§ **EXTRACTED MATERIAL**
╔══

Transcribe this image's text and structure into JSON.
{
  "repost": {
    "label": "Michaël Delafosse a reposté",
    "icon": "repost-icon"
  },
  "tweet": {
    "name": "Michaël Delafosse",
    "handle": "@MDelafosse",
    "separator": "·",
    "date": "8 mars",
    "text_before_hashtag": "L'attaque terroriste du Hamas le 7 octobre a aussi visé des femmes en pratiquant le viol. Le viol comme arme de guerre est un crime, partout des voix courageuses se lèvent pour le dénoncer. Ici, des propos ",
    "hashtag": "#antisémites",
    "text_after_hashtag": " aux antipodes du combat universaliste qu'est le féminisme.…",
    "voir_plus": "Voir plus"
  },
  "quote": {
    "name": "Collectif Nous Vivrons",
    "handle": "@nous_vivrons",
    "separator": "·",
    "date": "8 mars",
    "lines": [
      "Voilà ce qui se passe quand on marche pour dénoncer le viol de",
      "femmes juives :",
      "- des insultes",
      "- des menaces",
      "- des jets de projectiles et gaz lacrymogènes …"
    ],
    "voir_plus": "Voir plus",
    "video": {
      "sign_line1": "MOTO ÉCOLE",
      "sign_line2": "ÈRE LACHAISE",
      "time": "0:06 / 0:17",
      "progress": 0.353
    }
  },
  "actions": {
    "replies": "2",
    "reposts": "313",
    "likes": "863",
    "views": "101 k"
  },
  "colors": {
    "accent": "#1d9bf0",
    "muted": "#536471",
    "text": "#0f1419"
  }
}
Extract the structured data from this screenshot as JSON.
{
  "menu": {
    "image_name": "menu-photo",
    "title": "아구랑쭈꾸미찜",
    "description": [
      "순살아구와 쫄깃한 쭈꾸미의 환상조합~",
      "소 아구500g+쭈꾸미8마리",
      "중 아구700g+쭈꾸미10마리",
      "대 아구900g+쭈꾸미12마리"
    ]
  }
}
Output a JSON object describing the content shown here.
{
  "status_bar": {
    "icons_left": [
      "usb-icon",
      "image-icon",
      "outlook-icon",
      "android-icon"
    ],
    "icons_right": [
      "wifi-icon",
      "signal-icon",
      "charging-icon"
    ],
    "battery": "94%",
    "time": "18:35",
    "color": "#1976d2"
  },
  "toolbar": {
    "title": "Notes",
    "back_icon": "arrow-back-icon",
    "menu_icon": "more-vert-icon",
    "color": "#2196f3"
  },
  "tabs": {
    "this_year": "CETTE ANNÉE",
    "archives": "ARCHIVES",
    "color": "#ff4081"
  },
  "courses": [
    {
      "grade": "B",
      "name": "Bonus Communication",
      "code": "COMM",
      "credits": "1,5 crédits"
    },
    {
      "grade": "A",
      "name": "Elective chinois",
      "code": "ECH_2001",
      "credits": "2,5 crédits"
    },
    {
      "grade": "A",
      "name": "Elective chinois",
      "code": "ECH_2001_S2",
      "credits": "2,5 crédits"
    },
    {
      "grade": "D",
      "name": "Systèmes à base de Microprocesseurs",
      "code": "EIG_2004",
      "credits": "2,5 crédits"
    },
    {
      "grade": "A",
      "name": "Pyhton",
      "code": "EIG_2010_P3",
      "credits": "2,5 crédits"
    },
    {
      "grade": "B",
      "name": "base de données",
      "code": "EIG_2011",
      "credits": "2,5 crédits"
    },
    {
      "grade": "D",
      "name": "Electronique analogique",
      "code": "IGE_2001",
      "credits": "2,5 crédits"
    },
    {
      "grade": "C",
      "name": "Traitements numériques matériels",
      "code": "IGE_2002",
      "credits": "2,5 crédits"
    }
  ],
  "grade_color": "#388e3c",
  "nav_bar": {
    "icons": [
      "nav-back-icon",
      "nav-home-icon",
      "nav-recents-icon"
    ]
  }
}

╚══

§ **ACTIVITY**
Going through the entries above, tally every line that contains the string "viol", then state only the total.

§ **WRITTEN REPLY**
2